*** Opening Extracted material ***

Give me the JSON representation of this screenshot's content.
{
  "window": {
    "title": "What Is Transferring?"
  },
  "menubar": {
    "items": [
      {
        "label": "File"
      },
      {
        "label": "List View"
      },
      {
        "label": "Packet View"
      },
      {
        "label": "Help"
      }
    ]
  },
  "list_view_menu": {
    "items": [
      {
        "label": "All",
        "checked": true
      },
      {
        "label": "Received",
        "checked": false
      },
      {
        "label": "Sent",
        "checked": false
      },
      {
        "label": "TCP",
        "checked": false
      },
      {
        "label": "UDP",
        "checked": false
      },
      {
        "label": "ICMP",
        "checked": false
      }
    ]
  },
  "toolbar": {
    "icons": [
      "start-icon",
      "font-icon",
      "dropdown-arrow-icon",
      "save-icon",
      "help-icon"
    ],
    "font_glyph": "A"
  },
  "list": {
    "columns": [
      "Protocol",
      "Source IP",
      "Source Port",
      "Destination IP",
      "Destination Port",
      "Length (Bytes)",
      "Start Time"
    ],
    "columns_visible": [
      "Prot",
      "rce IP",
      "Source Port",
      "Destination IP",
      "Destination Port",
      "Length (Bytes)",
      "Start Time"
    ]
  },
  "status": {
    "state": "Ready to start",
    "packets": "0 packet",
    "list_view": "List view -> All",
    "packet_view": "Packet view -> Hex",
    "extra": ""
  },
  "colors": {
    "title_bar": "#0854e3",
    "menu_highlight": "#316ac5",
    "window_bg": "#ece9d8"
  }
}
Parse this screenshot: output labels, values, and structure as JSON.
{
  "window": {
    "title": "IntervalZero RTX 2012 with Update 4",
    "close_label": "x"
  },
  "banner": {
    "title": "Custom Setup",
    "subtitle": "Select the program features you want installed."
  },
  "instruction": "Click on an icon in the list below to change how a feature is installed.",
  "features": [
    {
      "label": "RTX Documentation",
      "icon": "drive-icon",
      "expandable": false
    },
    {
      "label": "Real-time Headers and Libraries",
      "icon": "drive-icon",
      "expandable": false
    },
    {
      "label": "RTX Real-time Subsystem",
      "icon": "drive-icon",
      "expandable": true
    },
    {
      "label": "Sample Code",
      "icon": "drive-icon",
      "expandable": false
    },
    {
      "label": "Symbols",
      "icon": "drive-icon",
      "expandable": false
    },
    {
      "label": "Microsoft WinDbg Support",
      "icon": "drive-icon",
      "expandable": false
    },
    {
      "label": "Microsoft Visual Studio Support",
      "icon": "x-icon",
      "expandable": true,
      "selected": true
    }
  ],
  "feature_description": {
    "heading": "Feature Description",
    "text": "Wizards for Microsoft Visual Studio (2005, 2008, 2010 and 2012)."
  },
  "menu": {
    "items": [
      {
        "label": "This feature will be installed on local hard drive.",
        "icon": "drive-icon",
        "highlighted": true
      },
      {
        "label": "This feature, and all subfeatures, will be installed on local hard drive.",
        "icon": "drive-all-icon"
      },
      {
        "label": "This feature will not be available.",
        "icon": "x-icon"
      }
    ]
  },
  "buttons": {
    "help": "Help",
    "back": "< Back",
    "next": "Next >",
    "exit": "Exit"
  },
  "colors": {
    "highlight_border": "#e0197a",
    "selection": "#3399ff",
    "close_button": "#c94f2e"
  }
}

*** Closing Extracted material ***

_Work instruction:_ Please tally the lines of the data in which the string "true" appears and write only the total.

_Answer to this problem:_ 5